You'd think it just another drab Iranian industrial town of steel and bottle factories if it wasn't for the tell-tale holes smashed in the sign of the Shilaat Shopping Co-operative and the broken windows above. In town they say up to 60 - even 100 - were killed here in the April riots. The government says you can count the dead on the fingers of two hands (presumably attached).
No one denies there was violence in Islamshah and the neighbouring town of Akbarabad. And most people agree about the immediate causes: a sudden rise in the cost of bus tickets, and taps that emitted water the colour of mud.
There was burning, and shooting by the paramilitary police who cordoned off the streets, and many arrests. At least 50 citizens are to appear soon before the gentle mercy of Gholamhussein Rahbarpur, head of the Tehran revolutionary courts; but none of the suspects, according to the good judge, belong to political opposition groups - which, if true, must be a relief to President Rafsanjani.
A visit to Islamshah, a wind-thrashed town of slum houses 30 miles south-west of Tehran, however, suggests politics was not far from the minds of the young men who stormed into the streets on 4 April.
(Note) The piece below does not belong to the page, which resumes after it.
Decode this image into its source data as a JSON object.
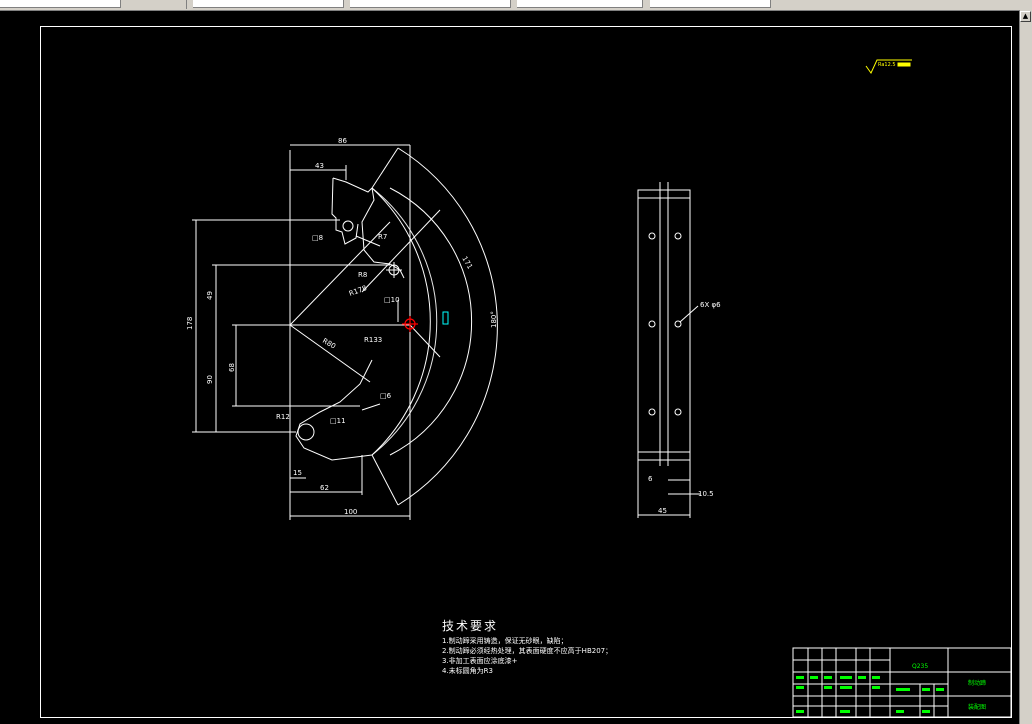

Local shopkeepers heard some of the demonstrators cry "down with Rafsanjani" and worse; their targets were almost exclusively government property. They burnt out the local co-operative - selling subsidised rice, tinned food and oil to the poor - and attacked petrol stations blamed for the price rise of bus tickets - an increase that the government had not sanctioned. The speed with which the authorities repaired the damage and installed new furniture in the bank was witness to the embarrassment the affair caused.
Most Islamshah citizens were too frightened to talk to strangers, let alone Western journalists, this week. However, a few ventured the kind of evidence that re-created the anger expressed in Saveh Street when the city's piped water supply turned into sewage. "I tried to drive into town," a school-teacher called Azad said as he stood opposite the repainted co-operative. "The police stopped me and said the area was closed, so I went in on foot. I saw tyres burning in the streets and in one road I saw a crowd throwing stones at the police. The shop over there was on fire."
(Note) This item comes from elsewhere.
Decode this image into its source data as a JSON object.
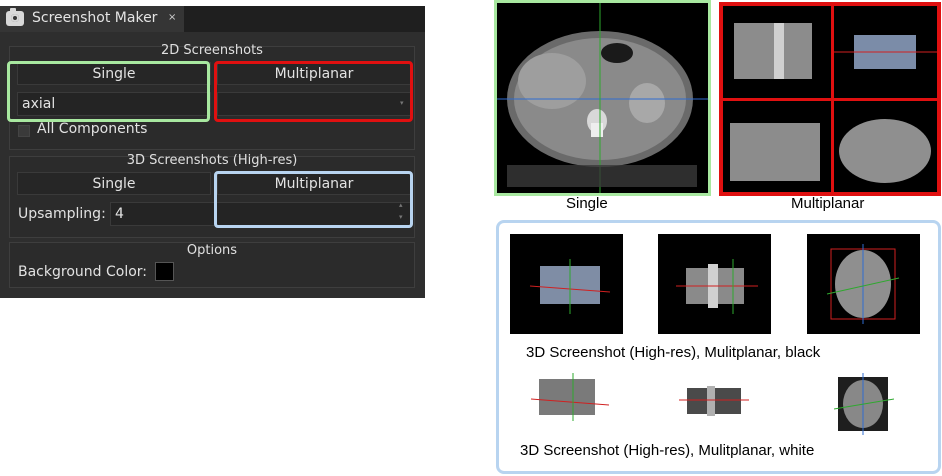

A jeweller a hundred metres away claimed he heard nothing more than the shouts of the crowd and the sound of plastic shop signs being smashed. "The people had come from Akbarabad but they couldn't get us to join in," he said. "The police herded them back on to the main highway."
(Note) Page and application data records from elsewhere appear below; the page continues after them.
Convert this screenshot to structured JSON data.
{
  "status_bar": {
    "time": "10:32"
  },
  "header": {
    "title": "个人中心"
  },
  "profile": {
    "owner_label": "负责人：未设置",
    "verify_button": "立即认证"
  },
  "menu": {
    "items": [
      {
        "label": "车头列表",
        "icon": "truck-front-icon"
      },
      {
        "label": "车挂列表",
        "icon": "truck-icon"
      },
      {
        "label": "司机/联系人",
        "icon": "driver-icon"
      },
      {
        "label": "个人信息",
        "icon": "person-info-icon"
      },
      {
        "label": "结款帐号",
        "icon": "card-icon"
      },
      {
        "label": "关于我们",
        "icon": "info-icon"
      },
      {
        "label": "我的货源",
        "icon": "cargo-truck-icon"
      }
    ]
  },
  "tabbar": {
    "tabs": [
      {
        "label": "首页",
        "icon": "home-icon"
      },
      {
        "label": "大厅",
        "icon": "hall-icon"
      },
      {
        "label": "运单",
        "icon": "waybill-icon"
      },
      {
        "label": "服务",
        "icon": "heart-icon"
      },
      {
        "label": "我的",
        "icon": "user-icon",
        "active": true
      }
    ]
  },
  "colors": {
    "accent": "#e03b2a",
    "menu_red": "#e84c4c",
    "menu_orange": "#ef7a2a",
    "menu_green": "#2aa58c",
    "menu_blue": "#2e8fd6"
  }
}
But a rug merchant called Faisaala was more forthcoming. He heard the smashing of glass on the afternoon of 4 April, and immediately rolled down his iron shop shutter to prevent looting. "Then I heard shooting."
According to other shopkeepers, Iran's paramilitary police crushed the riot by firing from rooftops. The teacher admitted "several" people had died - unofficially, the government claims seven fatalities - although the numbers have risen dramatically in private conversation. One woman insisted 50 men had been killed in Akbarabad alone. So how is Islamshah's day of tragedy to be reported? 'Small riot, few dead'?
It's certainly not the first time security forces have had to deal with popular discontent. There were reports of street violence in Tehran last year and much greater disturbances occurred in Mashad in 1993. Furthermore, some demonstrators in Islamshah were heard denouncing the President for the rapidly rising inflation that has impoverished millions of Iranians.
The town is populated largely by Azeris, a Turkic-speaking minority who have drifted into the cities from the countryside since the revolution, illegally building concrete allotments around suburbs and on the edges of motorways.
Their refusal to move into their officially designated apartments and their make-shift waterpipes are blamed by the government for the filthy water that helped caused the riots.
Bus prices have been lowered to original fares while the new Iranian exchange rate of 3,000 riyals to the US dollar is supposed to stabilise prices.
It was hardly the kind of violence to bring down the Islamic Republic, of course, but no one in Iran - let alone the clerics who participated in the revolution - can forget that street disturbances provided the fuel that burnt the Shah from his throne and sent the mighty of Tehran to the gallows.Reuse content